**YOUR TASK**
Write all of the entries out again exactly, but not the images.

[DATASET CONTENT — start]

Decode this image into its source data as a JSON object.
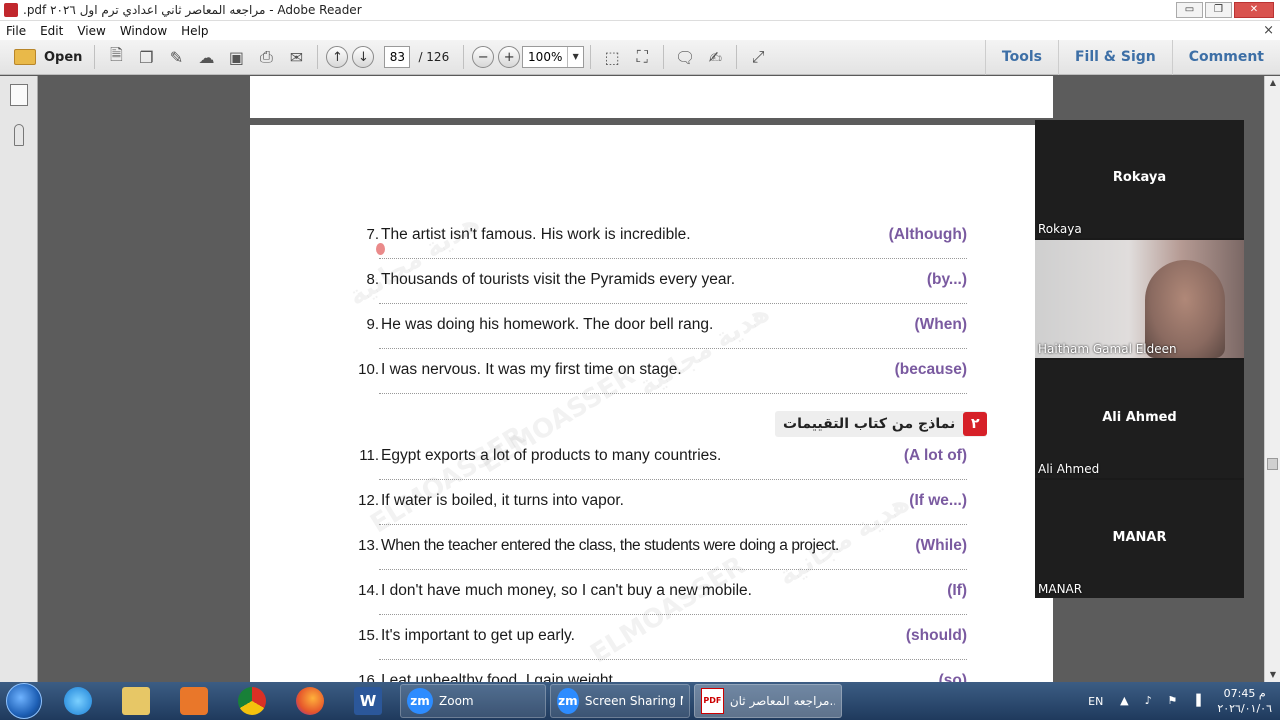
{
  "window": {
    "title": ".pdf مراجعه المعاصر ثاني اعدادي ترم اول ٢٠٢٦ - Adobe Reader",
    "min": "▭",
    "max": "❐",
    "close": "✕"
  },
  "menu": {
    "items": [
      "File",
      "Edit",
      "View",
      "Window",
      "Help"
    ],
    "close": "×"
  },
  "toolbar": {
    "open_label": "Open",
    "page_current": "83",
    "page_total": "/ 126",
    "zoom": "100%",
    "zoom_arrow": "▼",
    "prev_glyph": "↑",
    "next_glyph": "↓",
    "zoom_out_glyph": "−",
    "zoom_in_glyph": "+",
    "tools": "Tools",
    "fill_sign": "Fill & Sign",
    "comment": "Comment"
  },
  "document": {
    "exercises": [
      {
        "num": "7.",
        "sentence": "The artist isn't famous. His work is incredible.",
        "hint": "(Although)"
      },
      {
        "num": "8.",
        "sentence": "Thousands of tourists visit the Pyramids every year.",
        "hint": "(by...)"
      },
      {
        "num": "9.",
        "sentence": "He was doing his homework. The door bell rang.",
        "hint": "(When)"
      },
      {
        "num": "10.",
        "sentence": "I was nervous. It was my first time on stage.",
        "hint": "(because)"
      },
      {
        "num": "11.",
        "sentence": "Egypt exports a lot of products to many countries.",
        "hint": "(A lot of)"
      },
      {
        "num": "12.",
        "sentence": "If water is boiled, it turns into vapor.",
        "hint": "(If we...)"
      },
      {
        "num": "13.",
        "sentence": "When the teacher entered the class, the students were doing a project.",
        "hint": "(While)"
      },
      {
        "num": "14.",
        "sentence": "I don't have much money, so I can't buy a new mobile.",
        "hint": "(If)"
      },
      {
        "num": "15.",
        "sentence": "It's important to get up early.",
        "hint": "(should)"
      },
      {
        "num": "16.",
        "sentence": "I eat unhealthy food. I gain weight.",
        "hint": "(so)"
      }
    ],
    "section": {
      "badge": "٢",
      "title": "نماذج من كتاب التقييمات"
    },
    "watermarks": [
      "هدية مجانية",
      "ELMOASSER",
      "هدية مجانية",
      "ELMOASSER",
      "هدية مجانية",
      "ELMOASSER"
    ]
  },
  "participants": [
    {
      "center": "Rokaya",
      "label": "Rokaya",
      "video": false
    },
    {
      "center": "",
      "label": "Haitham Gamal Eldeen",
      "video": true
    },
    {
      "center": "Ali Ahmed",
      "label": "Ali Ahmed",
      "video": false
    },
    {
      "center": "MANAR",
      "label": "MANAR",
      "video": false
    }
  ],
  "taskbar": {
    "word_glyph": "W",
    "tasks": [
      {
        "icon": "zm",
        "label": "Zoom"
      },
      {
        "icon": "zm",
        "label": "Screen Sharing M..."
      },
      {
        "icon": "PDF",
        "label": "مراجعه المعاصر ثان..."
      }
    ],
    "lang": "EN",
    "time": "07:45 م",
    "date": "٢٠٢٦/٠١/٠٦"
  },
  "scroll": {
    "up": "▲",
    "down": "▼"
  }
}
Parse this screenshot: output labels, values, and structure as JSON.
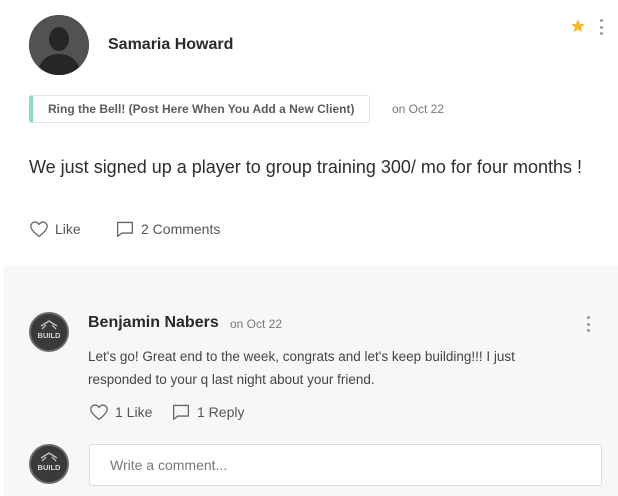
{
  "post": {
    "author": "Samaria Howard",
    "space": "Ring the Bell! (Post Here When You Add a New Client)",
    "date": "on Oct 22",
    "body": "We just signed up a player to group training 300/ mo for four months !",
    "like_label": "Like",
    "comments_label": "2 Comments",
    "starred": true
  },
  "comment": {
    "author": "Benjamin Nabers",
    "date": "on Oct 22",
    "text": "Let's go! Great end to the week, congrats and let's keep building!!! I just responded to your q last night about your friend.",
    "like_label": "1 Like",
    "reply_label": "1 Reply",
    "avatar_text": "BUILD"
  },
  "composer": {
    "placeholder": "Write a comment...",
    "avatar_text": "BUILD"
  },
  "colors": {
    "star": "#f5b82e",
    "tag_accent": "#8fdcc2"
  }
}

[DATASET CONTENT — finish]

**WRITTEN ANSWER**
Decode this image into its source data as a JSON object.
{
  "window": {
    "title": ".pdf مراجعه المعاصر ثاني اعدادي ترم اول ٢٠٢٦ - Adobe Reader",
    "min": "▭",
    "max": "❐",
    "close": "✕"
  },
  "menu": {
    "items": [
      "File",
      "Edit",
      "View",
      "Window",
      "Help"
    ],
    "close": "×"
  },
  "toolbar": {
    "open_label": "Open",
    "page_current": "83",
    "page_total": "/ 126",
    "zoom": "100%",
    "zoom_arrow": "▼",
    "prev_glyph": "↑",
    "next_glyph": "↓",
    "zoom_out_glyph": "−",
    "zoom_in_glyph": "+",
    "tools": "Tools",
    "fill_sign": "Fill & Sign",
    "comment": "Comment"
  },
  "document": {
    "exercises": [
      {
        "num": "7.",
        "sentence": "The artist isn't famous. His work is incredible.",
        "hint": "(Although)"
      },
      {
        "num": "8.",
        "sentence": "Thousands of tourists visit the Pyramids every year.",
        "hint": "(by...)"
      },
      {
        "num": "9.",
        "sentence": "He was doing his homework. The door bell rang.",
        "hint": "(When)"
      },
      {
        "num": "10.",
        "sentence": "I was nervous. It was my first time on stage.",
        "hint": "(because)"
      },
      {
        "num": "11.",
        "sentence": "Egypt exports a lot of products to many countries.",
        "hint": "(A lot of)"
      },
      {
        "num": "12.",
        "sentence": "If water is boiled, it turns into vapor.",
        "hint": "(If we...)"
      },
      {
        "num": "13.",
        "sentence": "When the teacher entered the class, the students were doing a project.",
        "hint": "(While)"
      },
      {
        "num": "14.",
        "sentence": "I don't have much money, so I can't buy a new mobile.",
        "hint": "(If)"
      },
      {
        "num": "15.",
        "sentence": "It's important to get up early.",
        "hint": "(should)"
      },
      {
        "num": "16.",
        "sentence": "I eat unhealthy food. I gain weight.",
        "hint": "(so)"
      }
    ],
    "section": {
      "badge": "٢",
      "title": "نماذج من كتاب التقييمات"
    },
    "watermarks": [
      "هدية مجانية",
      "ELMOASSER",
      "هدية مجانية",
      "ELMOASSER",
      "هدية مجانية",
      "ELMOASSER"
    ]
  },
  "participants": [
    {
      "center": "Rokaya",
      "label": "Rokaya",
      "video": false
    },
    {
      "center": "",
      "label": "Haitham Gamal Eldeen",
      "video": true
    },
    {
      "center": "Ali Ahmed",
      "label": "Ali Ahmed",
      "video": false
    },
    {
      "center": "MANAR",
      "label": "MANAR",
      "video": false
    }
  ],
  "taskbar": {
    "word_glyph": "W",
    "tasks": [
      {
        "icon": "zm",
        "label": "Zoom"
      },
      {
        "icon": "zm",
        "label": "Screen Sharing M..."
      },
      {
        "icon": "PDF",
        "label": "مراجعه المعاصر ثان..."
      }
    ],
    "lang": "EN",
    "time": "07:45 م",
    "date": "٢٠٢٦/٠١/٠٦"
  },
  "scroll": {
    "up": "▲",
    "down": "▼"
  }
}
Parse this screenshot: output labels, values, and structure as JSON.
{
  "post": {
    "author": "Samaria Howard",
    "space": "Ring the Bell! (Post Here When You Add a New Client)",
    "date": "on Oct 22",
    "body": "We just signed up a player to group training 300/ mo for four months !",
    "like_label": "Like",
    "comments_label": "2 Comments",
    "starred": true
  },
  "comment": {
    "author": "Benjamin Nabers",
    "date": "on Oct 22",
    "text": "Let's go! Great end to the week, congrats and let's keep building!!! I just responded to your q last night about your friend.",
    "like_label": "1 Like",
    "reply_label": "1 Reply",
    "avatar_text": "BUILD"
  },
  "composer": {
    "placeholder": "Write a comment...",
    "avatar_text": "BUILD"
  },
  "colors": {
    "star": "#f5b82e",
    "tag_accent": "#8fdcc2"
  }
}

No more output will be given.